When I first came here, thirty years ago, you could access the dockside area pretty freely, if you had the necessary chutzpah: no-one would challenge you. I shared a house just over the railway line from the dry dock (with this guy, now in Australia, who has some interesting things to say about the state of universities), and you could cross over a footbridge and wander alongside the gigantic moored hulls and busy cranes. Now, with heightened concerns about public safety, theft, terrorism, and the smuggling of contraband and people, the place is inevitably shut off behind gates and tall fences topped with razor wire.
Venice it ain't, but there is a certain serenity to a broad view of the docks. But, I hear you ask, what is that silver dome that keeps cropping up in these pictures of Southampton Water? Why, it is the Marchwood Energy Recovery Facility. Not everything around here is about polluting the seas with fossil fuels. In fact, there are a number of eco-friendly energy schemes, including the Southampton Geothermal Heating Company, right in the centre of the main shopping area.
The sea and ships and the shoreline have a mysterious pull, and even on a chilly mid-week October afternoon a few people can be seen sitting around -- on benches, on the grass, in parked cars -- staring contemplatively out across the water. A waterfront park is one of those liminal places where the normal rules are in suspension, and it's OK to spend the day quietly doing nothing in public.

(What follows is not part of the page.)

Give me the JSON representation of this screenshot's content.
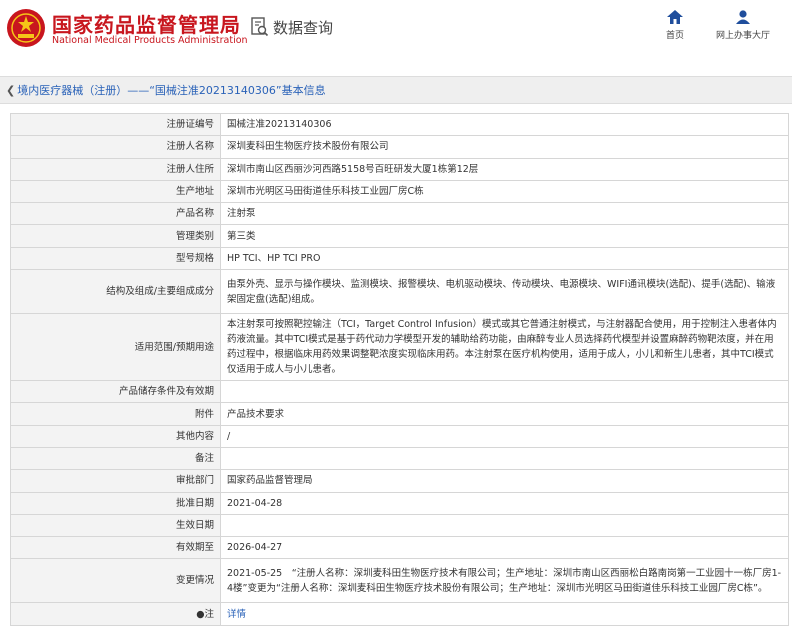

I'm sittin' on the dock of the bay
Watching the tide roll away
I'm just sittin' on the dock of the bay